ellen broome

The short answer to this is yes. In the Family and Childcare Trust’s research Improving our understanding of informal childcare in the UK, published in July 2012, we called for grandparents to be given the right to share maternity leave and we are delighted the government has listened and announced that this will become a reality for 14 million grandparents in the UK.

Our research showed that nearly half of parents in Britain used informal childcare arrangements, with grandparents the most likely to provide this childcare. And for over a third of parents who use childcare, grandparents are their main form of childcare.

Parents use grandparents to care for their children for many different reasons; to care for very young children; make childcare more affordable; to cover after-school and holiday childcare; in an emergency or when a child is ill; and to cover childcare outside of normal office hours.

Grandparents make a huge contribution. Research by the Family and Childcare Trust with Grandparents Plus and Save the Children, published in July 2014, found that 1.9 million grandparents have given up a job, reduced their hours or taken time off work to look after their grandchildren. Around 2.2 million grandparents look after their grandchildren to allow the child’s parents to get to work and one million do so because the parents cannot afford childcare.

This announcement was very welcome but it is important that we do not think this is a like-for-like replacement for good-quality formal childcare in a nursery, by a childminder or after-school clubs. At the moment, only 43% of local authorities say they have enough childcare for working parents. Grandparents should not be relied on to fill the gaps in provision. More women in their 50s and 60s are employed than ever before and the state pension age has gone up to 65, so many grandparents will simply not be able or willing to give up work to care for grandchildren full time.
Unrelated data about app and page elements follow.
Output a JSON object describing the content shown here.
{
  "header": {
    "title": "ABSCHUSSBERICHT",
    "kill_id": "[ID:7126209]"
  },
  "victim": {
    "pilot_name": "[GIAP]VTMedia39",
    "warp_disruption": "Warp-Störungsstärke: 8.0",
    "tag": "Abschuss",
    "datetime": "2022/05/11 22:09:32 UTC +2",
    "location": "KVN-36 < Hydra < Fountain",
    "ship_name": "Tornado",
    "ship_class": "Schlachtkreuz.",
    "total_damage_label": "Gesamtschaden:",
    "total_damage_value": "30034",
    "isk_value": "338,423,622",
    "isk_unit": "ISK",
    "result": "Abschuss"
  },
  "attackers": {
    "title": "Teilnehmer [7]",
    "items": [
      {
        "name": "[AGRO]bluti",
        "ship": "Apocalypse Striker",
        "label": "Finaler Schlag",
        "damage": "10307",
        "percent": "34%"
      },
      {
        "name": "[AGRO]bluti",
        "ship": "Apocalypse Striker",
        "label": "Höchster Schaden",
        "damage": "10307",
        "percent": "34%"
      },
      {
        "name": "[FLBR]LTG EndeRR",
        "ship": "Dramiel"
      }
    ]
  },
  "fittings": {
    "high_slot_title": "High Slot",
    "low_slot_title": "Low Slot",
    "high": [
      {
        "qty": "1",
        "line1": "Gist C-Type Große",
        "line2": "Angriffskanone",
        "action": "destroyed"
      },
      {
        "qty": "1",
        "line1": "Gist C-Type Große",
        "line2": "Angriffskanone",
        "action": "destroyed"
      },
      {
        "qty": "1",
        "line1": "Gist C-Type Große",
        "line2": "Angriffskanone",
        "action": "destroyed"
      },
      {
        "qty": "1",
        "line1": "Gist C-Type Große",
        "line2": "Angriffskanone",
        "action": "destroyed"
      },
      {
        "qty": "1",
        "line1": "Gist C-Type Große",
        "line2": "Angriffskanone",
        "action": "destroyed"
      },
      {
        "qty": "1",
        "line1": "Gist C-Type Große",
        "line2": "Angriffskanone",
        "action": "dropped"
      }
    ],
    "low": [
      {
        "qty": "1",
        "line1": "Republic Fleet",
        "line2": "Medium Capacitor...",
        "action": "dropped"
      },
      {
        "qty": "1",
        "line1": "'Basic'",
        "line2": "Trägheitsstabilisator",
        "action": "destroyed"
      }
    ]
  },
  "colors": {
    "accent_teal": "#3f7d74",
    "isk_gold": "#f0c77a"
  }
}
We need a flexible, affordable, high-quality childcare system that meets the needs of working parents, enables parents to balance work and caring responsibilities, and that does not force women out of the labour market when they have children or grandchildren.

Ellen Broome is director of external affairs at the Family and Childcare Trust